Alasdair MacIntyre has long believed that philosophy should be conducted with reference to its past. Since After Virtue, he has argued that philosophy’s past should be understood in terms of rival traditions. This essay attempts to chart the development of MacIntyre’s historical thinking about ethics against the longer development of liberalism’s rival tradition of thinking about history, drawing contrasts with what was said by Immanuel Kant on progress, R. G. Collingwood on civilization, and John Rawls on pluralism.
Alasdair MacIntyre is one of the most controversial philosophers and social theorists of our time. He opposes liberalism and postmodernism with the teleological arguments of an updated Thomistic Aristotelianism. It is this tradition, he claims, which presents the best theory so far about the nature of rationality, morality, and politics. This is the first reader of MacIntyre's groundbreaking work. It includes extracts from and his own synopses of two famous books from the 1980s, After Virtue and Whose Justice? Which Rationality? (...) as well as the whole of several shorter works and two interviews. Together, these pieces constitute not only a representative collection of his work but also the most powerful and accessible presentation of his arguments yet available. The MacIntyre Reader concludes with Kelvin Knight 's clear, concise, and insightful overview of the development of MacIntyre's central ideas and how they have developed in his writings. Students will find this book a powerful and accessible introduction to one of the great thinkers of our time. "The publication of the new MacIntyre Reader--a fascinating anthology of his work from his Marxist beginnings to his Thomistic conclusions--provides an interesting opportunity for reconsidering the man's thought." --The Weekly Standard Kelvin Knight is Senior Lecturer in Politics at the University of North London. (shrink)

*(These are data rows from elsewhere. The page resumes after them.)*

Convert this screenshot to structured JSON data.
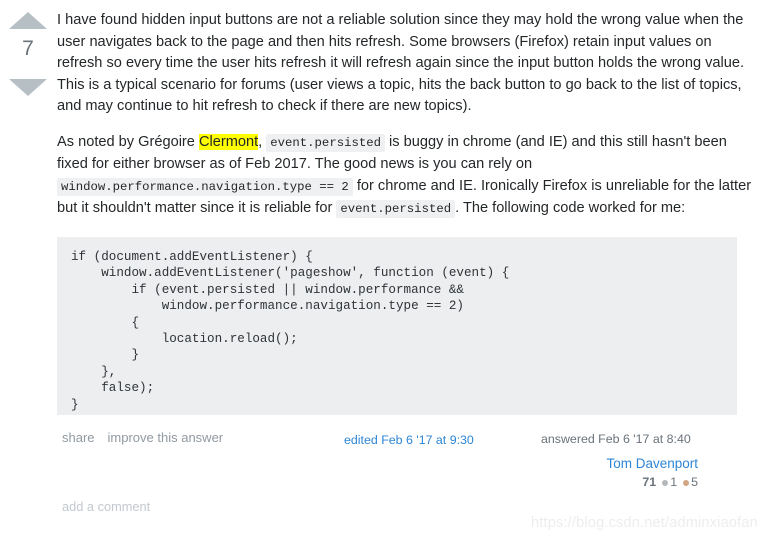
{
  "vote": {
    "up_icon": "triangle-up-icon",
    "down_icon": "triangle-down-icon",
    "count": "7"
  },
  "post": {
    "paragraph1": "I have found hidden input buttons are not a reliable solution since they may hold the wrong value when the user navigates back to the page and then hits refresh. Some browsers (Firefox) retain input values on refresh so every time the user hits refresh it will refresh again since the input button holds the wrong value. This is a typical scenario for forums (user views a topic, hits the back button to go back to the list of topics, and may continue to hit refresh to check if there are new topics).",
    "p2_part1": "As noted by Grégoire ",
    "p2_highlight": "Clermont",
    "p2_part2": ", ",
    "p2_code1": "event.persisted",
    "p2_part3": " is buggy in chrome (and IE) and this still hasn't been fixed for either browser as of Feb 2017. The good news is you can rely on ",
    "p2_code2": "window.performance.navigation.type == 2",
    "p2_part4": " for chrome and IE. Ironically Firefox is unreliable for the latter but it shouldn't matter since it is reliable for ",
    "p2_code3": "event.persisted",
    "p2_part5": ". The following code worked for me:",
    "code_block": "if (document.addEventListener) {\n    window.addEventListener('pageshow', function (event) {\n        if (event.persisted || window.performance &&\n            window.performance.navigation.type == 2)\n        {\n            location.reload();\n        }\n    },\n    false);\n}"
  },
  "post_menu": {
    "share": "share",
    "improve": "improve this answer"
  },
  "edited": {
    "text": "edited Feb 6 '17 at 9:30"
  },
  "answered": {
    "time_text": "answered Feb 6 '17 at 8:40",
    "user_name": "Tom Davenport",
    "reputation": "71",
    "silver_badge_count": "1",
    "bronze_badge_count": "5"
  },
  "comments": {
    "add_comment": "add a comment"
  },
  "watermark": {
    "text": "https://blog.csdn.net/adminxiaofan"
  },
  "colors": {
    "link": "#2d86d6",
    "muted": "#6a737c",
    "code_bg": "#eceef0",
    "inline_code_bg": "#eff0f1",
    "highlight": "#ffff00",
    "arrow": "#b6bfc4",
    "silver_badge": "#b4b8bc",
    "bronze_badge": "#d1a684"
  }
}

Analytic philosophy began in G.E. Moore's critique of idealist accounts of reality, implicating as dilemmatic F.H. Bradley's identification of the good with self-realization. Neither the tradition of British idealism nor the successor tradition of analytic metaethics was able to sustain the salience previously enjoyed by the concept of good. The essay's second part analyzes Alasdair MacIntyre's account of that longer tradition, and his argument that Aristotelianism's conceptual scheme provides the best solution to modern moral philosophy's dilemma about the human good.